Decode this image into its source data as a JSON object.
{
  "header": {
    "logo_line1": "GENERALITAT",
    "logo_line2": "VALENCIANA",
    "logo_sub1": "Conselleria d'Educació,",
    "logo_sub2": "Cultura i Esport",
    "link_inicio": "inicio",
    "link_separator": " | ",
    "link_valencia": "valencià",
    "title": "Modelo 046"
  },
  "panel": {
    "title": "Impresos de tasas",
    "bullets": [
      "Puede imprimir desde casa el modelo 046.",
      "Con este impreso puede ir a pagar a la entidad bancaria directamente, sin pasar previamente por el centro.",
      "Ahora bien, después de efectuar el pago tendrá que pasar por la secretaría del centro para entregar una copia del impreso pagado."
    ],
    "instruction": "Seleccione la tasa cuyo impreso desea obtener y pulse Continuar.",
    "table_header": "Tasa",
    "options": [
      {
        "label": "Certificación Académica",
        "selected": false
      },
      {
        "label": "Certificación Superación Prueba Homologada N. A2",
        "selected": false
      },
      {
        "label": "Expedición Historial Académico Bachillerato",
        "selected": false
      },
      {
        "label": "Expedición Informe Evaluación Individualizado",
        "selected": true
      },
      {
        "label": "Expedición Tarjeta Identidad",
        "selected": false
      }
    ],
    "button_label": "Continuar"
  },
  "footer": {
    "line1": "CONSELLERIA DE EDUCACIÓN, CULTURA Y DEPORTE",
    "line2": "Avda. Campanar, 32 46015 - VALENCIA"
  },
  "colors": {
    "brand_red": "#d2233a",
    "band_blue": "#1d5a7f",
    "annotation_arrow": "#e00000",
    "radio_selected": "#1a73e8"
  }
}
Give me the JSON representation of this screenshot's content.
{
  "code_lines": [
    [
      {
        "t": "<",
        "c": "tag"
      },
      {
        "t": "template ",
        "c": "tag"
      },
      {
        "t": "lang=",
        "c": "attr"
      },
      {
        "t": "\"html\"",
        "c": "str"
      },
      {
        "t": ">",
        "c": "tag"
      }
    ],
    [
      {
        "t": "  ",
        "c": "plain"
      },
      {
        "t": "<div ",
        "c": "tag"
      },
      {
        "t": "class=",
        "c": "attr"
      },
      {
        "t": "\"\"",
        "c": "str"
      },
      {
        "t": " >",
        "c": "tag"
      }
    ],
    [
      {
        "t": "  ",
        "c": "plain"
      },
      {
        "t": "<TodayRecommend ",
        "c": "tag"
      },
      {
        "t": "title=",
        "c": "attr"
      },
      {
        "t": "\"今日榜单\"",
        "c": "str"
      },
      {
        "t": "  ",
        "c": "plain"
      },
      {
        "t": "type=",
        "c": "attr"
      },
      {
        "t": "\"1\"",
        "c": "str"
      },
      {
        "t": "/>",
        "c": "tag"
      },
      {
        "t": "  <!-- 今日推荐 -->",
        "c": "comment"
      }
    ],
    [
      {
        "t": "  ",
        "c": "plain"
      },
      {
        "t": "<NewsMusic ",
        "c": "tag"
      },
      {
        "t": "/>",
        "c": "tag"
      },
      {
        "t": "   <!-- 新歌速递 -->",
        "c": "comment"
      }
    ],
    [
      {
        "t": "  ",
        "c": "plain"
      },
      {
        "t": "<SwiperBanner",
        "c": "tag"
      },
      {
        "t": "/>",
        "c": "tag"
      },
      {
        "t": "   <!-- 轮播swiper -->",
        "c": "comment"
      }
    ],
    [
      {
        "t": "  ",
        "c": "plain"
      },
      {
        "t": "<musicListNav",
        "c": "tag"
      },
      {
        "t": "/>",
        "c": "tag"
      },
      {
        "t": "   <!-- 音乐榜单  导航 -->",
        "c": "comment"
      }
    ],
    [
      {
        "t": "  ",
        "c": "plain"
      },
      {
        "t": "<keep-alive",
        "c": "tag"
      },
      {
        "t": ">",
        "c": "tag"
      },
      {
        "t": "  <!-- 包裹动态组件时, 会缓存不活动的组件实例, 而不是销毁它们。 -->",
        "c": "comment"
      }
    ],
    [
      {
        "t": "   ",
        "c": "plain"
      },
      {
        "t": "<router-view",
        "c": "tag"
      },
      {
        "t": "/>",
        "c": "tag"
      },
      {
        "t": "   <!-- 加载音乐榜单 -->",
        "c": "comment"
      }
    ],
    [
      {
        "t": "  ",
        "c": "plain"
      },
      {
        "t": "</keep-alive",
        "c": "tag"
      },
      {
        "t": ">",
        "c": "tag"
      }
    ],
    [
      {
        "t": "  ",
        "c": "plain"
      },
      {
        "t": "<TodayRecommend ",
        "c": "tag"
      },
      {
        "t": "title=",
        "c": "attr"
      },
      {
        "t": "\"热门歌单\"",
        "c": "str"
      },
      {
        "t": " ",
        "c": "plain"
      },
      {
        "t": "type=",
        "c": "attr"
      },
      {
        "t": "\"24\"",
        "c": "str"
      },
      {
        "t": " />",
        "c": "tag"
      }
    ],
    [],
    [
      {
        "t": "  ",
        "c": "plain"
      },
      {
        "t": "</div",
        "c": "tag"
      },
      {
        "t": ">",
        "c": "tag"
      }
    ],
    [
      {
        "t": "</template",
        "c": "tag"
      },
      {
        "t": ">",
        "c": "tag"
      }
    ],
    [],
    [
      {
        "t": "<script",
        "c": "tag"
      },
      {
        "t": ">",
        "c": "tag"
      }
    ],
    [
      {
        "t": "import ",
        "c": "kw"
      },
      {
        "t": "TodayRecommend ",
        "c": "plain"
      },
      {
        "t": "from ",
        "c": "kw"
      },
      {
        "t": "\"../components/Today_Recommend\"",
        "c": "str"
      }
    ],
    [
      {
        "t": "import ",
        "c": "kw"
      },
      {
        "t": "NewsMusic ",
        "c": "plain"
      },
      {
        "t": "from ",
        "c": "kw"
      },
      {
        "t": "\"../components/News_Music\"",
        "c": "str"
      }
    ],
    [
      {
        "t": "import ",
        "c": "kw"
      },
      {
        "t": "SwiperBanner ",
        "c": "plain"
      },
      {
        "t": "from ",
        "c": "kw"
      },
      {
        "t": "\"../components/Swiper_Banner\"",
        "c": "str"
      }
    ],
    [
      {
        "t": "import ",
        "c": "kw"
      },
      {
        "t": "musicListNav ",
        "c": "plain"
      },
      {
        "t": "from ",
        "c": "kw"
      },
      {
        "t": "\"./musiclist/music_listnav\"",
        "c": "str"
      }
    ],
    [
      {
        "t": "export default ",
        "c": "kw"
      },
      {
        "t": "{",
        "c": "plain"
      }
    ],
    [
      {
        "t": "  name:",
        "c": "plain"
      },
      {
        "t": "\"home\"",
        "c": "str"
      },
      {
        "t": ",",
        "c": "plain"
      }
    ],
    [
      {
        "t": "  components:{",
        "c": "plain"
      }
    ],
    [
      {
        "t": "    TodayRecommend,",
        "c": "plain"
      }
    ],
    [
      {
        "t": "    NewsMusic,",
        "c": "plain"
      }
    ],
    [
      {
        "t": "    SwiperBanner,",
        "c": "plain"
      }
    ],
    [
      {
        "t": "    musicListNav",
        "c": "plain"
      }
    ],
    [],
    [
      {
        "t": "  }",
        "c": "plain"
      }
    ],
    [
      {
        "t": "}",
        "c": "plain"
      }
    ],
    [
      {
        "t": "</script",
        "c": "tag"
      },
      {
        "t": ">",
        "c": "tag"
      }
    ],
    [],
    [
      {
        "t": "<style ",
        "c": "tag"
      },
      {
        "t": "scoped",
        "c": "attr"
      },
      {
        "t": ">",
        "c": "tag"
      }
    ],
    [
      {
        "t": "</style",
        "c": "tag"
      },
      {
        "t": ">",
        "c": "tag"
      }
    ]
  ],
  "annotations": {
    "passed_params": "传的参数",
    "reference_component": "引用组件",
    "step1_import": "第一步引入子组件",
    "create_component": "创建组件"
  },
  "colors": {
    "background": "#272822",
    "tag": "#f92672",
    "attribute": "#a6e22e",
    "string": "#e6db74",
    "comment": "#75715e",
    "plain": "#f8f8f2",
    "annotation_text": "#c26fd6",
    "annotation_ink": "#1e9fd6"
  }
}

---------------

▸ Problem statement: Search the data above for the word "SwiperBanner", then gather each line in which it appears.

▸ Response to this task:
        "t": "<SwiperBanner",
        "t": "SwiperBanner ",
        "t": "    SwiperBanner,",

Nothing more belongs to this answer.